Problem details
Where an image appears in the data, omit it and reproduce the rest exactly.

#### The data ####

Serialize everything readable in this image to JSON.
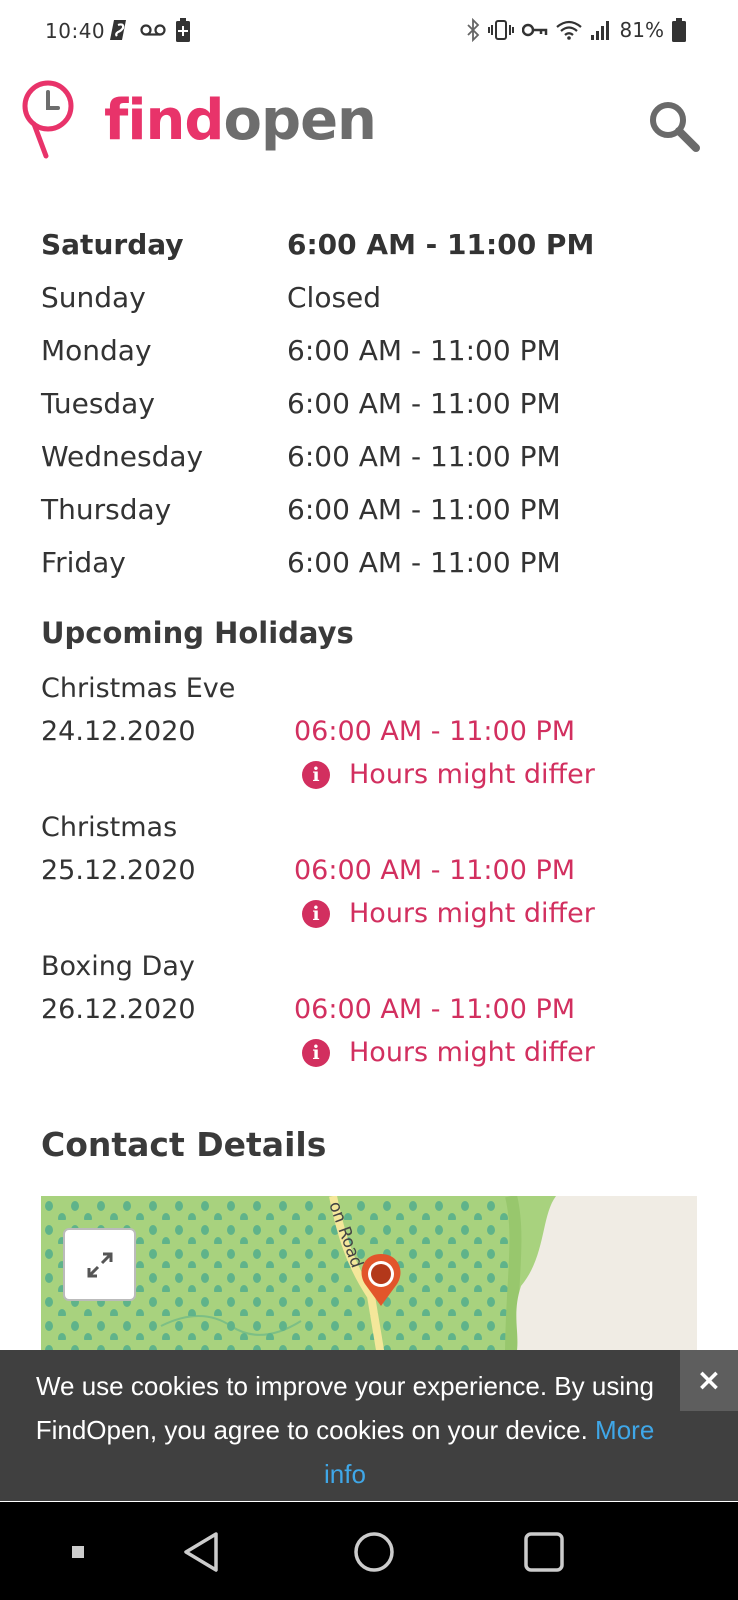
{
  "status_bar": {
    "time": "10:40",
    "battery": "81%",
    "left_icons": [
      "s-app-icon",
      "voicemail-icon",
      "battery-saver-icon"
    ],
    "right_icons": [
      "bluetooth-icon",
      "vibrate-icon",
      "vpn-key-icon",
      "wifi-icon",
      "signal-icon",
      "battery-icon"
    ]
  },
  "header": {
    "logo_find": "find",
    "logo_open": "open",
    "brand_color": "#e8336a"
  },
  "hours": [
    {
      "day": "Saturday",
      "time": "6:00 AM - 11:00 PM",
      "today": true
    },
    {
      "day": "Sunday",
      "time": "Closed",
      "today": false
    },
    {
      "day": "Monday",
      "time": "6:00 AM - 11:00 PM",
      "today": false
    },
    {
      "day": "Tuesday",
      "time": "6:00 AM - 11:00 PM",
      "today": false
    },
    {
      "day": "Wednesday",
      "time": "6:00 AM - 11:00 PM",
      "today": false
    },
    {
      "day": "Thursday",
      "time": "6:00 AM - 11:00 PM",
      "today": false
    },
    {
      "day": "Friday",
      "time": "6:00 AM - 11:00 PM",
      "today": false
    }
  ],
  "holidays_title": "Upcoming Holidays",
  "holidays": [
    {
      "name": "Christmas Eve",
      "date": "24.12.2020",
      "time": "06:00 AM - 11:00 PM",
      "note": "Hours might differ"
    },
    {
      "name": "Christmas",
      "date": "25.12.2020",
      "time": "06:00 AM - 11:00 PM",
      "note": "Hours might differ"
    },
    {
      "name": "Boxing Day",
      "date": "26.12.2020",
      "time": "06:00 AM - 11:00 PM",
      "note": "Hours might differ"
    }
  ],
  "contact_title": "Contact Details",
  "map": {
    "road_label": "on Road"
  },
  "cookie": {
    "text": "We use cookies to improve your experience. By using FindOpen, you agree to cookies on your device.",
    "link": "More info",
    "close": "×"
  },
  "accent_color": "#d22f5f"
}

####

Output of the task
Serialize everything readable in this image to JSON.
{
  "status_bar": {
    "time": "10:40",
    "battery": "81%",
    "left_icons": [
      "s-app-icon",
      "voicemail-icon",
      "battery-saver-icon"
    ],
    "right_icons": [
      "bluetooth-icon",
      "vibrate-icon",
      "vpn-key-icon",
      "wifi-icon",
      "signal-icon",
      "battery-icon"
    ]
  },
  "header": {
    "logo_find": "find",
    "logo_open": "open",
    "brand_color": "#e8336a"
  },
  "hours": [
    {
      "day": "Saturday",
      "time": "6:00 AM - 11:00 PM",
      "today": true
    },
    {
      "day": "Sunday",
      "time": "Closed",
      "today": false
    },
    {
      "day": "Monday",
      "time": "6:00 AM - 11:00 PM",
      "today": false
    },
    {
      "day": "Tuesday",
      "time": "6:00 AM - 11:00 PM",
      "today": false
    },
    {
      "day": "Wednesday",
      "time": "6:00 AM - 11:00 PM",
      "today": false
    },
    {
      "day": "Thursday",
      "time": "6:00 AM - 11:00 PM",
      "today": false
    },
    {
      "day": "Friday",
      "time": "6:00 AM - 11:00 PM",
      "today": false
    }
  ],
  "holidays_title": "Upcoming Holidays",
  "holidays": [
    {
      "name": "Christmas Eve",
      "date": "24.12.2020",
      "time": "06:00 AM - 11:00 PM",
      "note": "Hours might differ"
    },
    {
      "name": "Christmas",
      "date": "25.12.2020",
      "time": "06:00 AM - 11:00 PM",
      "note": "Hours might differ"
    },
    {
      "name": "Boxing Day",
      "date": "26.12.2020",
      "time": "06:00 AM - 11:00 PM",
      "note": "Hours might differ"
    }
  ],
  "contact_title": "Contact Details",
  "map": {
    "road_label": "on Road"
  },
  "cookie": {
    "text": "We use cookies to improve your experience. By using FindOpen, you agree to cookies on your device.",
    "link": "More info",
    "close": "×"
  },
  "accent_color": "#d22f5f"
}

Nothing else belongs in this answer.